As the process of globalization is wiping out the national and the original, it is very difficult to judge exactly what is what in the contemporary art movement; besides, perception of art is often highly personal, even contradictory. In a letter addressed to Abbot Pierre Desfontaines, the French translator of “Gulliver’s Travels”, Jonathan Swift wrote that different peoples had different tastes, which did not always coincide. But good taste - he went on - is good taste everywhere. Genius that he is, Swift managed to give a definite answer to the general question bothering all those professionally interested in the trends of development of contemporary art.
To conclude: let us return to Arman and his brilliant example of good taste in art, his “Discus Thrower”, which received the First Prize of the Biennale. Arman’s avant-garde remake of the ancient Greek sculpture turned out to become an absolutely original, perfect work of contemporary art. This sculpture is also a fitting illustration of Swift’s ideas: Arman exercised his unique imagination and creativity to “dissect” Myron’s 5th century B.C. classical masterpiece and create new meaning and aesthetics.
The “Discus Thrower” of the virtuoso French master of the grotesque and paradox is, and will remain a special symbol of the unseen spiral which determines the development of art; at the same time, it is a wondrous work of art, a benchmark of artistic craftsman-ship, impeccable taste and style. This is exactly why we choose to conclude this short review of the 1st Beijing Biennale with Arman’s creation, one that symbolizes the connection between the past, present and future.
The Beijing Biennale has proven that it is a viable endeavour, a launch pad for Chinese artists who aspire to be a part of the world contemporary art scene. The most gifted of them have already been successfully competing in the world art market and claimed their rightful place among the most distinguished artists of our time.
Oil on canvas
Oil on canvas
Copper, waste wood
Wire netting, electric motor, halogen light
Stuffed hare, mirror, candle
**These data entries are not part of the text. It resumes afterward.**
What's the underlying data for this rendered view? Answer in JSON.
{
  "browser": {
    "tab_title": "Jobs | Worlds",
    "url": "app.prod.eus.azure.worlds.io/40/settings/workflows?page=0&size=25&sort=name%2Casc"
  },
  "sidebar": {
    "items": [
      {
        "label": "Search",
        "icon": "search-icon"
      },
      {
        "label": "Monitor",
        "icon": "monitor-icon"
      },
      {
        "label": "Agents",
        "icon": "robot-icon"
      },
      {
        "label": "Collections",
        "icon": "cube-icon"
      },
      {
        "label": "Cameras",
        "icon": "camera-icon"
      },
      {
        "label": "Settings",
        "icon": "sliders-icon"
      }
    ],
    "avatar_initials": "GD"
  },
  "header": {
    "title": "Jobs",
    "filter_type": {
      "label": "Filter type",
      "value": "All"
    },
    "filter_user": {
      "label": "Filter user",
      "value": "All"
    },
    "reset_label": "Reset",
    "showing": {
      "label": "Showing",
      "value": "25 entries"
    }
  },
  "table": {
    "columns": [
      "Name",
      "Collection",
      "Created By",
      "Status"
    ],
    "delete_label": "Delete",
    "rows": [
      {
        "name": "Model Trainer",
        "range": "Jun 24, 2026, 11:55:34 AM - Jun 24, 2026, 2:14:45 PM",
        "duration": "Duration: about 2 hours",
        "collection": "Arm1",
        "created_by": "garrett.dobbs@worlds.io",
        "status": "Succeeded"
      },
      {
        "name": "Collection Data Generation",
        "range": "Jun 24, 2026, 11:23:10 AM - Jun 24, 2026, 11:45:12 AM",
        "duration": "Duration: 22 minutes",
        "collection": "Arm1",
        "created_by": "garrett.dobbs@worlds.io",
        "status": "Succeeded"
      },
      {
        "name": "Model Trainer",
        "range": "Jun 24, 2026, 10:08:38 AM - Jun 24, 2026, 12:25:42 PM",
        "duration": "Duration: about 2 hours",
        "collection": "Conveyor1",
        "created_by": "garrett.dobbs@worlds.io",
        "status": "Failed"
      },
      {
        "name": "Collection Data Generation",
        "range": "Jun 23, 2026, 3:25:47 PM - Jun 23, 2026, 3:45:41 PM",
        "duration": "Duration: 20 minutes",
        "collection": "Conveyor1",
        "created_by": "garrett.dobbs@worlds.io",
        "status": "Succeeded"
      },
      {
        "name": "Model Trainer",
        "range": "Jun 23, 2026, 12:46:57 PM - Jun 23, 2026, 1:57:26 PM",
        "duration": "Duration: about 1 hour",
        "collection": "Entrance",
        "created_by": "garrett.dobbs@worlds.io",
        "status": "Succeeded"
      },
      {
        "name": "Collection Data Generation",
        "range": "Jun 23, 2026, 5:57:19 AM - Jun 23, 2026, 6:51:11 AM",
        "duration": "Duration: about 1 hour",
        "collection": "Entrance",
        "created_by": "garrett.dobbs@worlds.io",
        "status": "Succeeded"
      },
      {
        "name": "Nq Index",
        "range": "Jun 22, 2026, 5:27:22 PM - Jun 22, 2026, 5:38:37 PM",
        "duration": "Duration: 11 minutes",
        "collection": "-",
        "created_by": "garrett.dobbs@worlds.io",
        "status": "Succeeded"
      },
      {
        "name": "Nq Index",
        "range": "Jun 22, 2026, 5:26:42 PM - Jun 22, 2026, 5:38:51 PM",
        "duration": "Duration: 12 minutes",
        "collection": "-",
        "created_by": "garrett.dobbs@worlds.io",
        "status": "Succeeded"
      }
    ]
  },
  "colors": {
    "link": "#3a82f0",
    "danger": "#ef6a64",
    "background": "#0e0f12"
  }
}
Stainless steel, copper, steel wire
Watercolour on paper
Oil on canvas
Enamel on aluminum, photo
Oil on canvas
Oil on canvas
Ink and wash, colour on paper
Fibre, branch, wood, plastic